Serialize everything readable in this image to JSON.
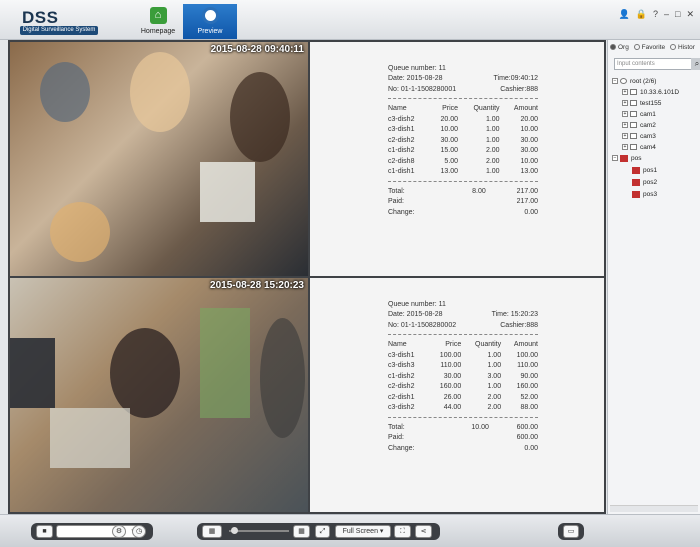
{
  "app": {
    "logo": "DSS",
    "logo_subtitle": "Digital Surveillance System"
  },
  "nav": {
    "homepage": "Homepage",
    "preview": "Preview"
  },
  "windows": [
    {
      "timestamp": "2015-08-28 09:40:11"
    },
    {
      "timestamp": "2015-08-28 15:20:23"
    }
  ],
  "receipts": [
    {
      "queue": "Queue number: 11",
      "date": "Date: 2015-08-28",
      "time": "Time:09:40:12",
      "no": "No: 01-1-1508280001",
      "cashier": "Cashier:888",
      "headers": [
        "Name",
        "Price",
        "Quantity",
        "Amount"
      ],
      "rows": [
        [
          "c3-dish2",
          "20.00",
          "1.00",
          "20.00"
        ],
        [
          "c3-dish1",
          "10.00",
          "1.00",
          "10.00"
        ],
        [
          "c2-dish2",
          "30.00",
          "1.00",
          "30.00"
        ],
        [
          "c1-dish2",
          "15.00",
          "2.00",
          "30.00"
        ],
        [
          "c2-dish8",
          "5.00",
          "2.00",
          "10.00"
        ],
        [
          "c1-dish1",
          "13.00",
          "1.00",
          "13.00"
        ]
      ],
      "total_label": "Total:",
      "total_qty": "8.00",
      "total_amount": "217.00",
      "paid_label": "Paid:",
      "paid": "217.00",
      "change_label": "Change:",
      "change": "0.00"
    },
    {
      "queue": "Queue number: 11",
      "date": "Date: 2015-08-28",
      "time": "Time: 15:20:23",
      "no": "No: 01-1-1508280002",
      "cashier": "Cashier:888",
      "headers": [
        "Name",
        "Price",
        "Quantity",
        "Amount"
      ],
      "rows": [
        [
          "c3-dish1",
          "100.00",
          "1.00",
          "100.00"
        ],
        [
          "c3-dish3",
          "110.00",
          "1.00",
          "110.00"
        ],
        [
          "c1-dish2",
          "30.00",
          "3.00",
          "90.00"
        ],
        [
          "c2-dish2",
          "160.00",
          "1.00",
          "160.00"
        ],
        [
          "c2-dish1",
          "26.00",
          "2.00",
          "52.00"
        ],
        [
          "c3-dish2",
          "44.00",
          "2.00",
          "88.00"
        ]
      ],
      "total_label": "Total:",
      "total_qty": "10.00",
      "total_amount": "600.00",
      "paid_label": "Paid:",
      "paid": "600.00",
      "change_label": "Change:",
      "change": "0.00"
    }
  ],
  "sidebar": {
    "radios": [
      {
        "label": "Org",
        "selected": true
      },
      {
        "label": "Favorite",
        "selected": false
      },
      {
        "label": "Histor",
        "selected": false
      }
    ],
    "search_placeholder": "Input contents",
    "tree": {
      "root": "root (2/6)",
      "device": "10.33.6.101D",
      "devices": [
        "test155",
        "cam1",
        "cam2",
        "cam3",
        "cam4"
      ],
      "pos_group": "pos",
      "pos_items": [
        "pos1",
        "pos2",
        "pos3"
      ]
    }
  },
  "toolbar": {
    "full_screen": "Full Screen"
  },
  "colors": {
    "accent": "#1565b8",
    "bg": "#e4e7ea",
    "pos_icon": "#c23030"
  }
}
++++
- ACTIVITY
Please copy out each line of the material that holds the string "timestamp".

- COMPLETED TASK
      "timestamp": "2015-08-28 09:40:11"
      "timestamp": "2015-08-28 15:20:23"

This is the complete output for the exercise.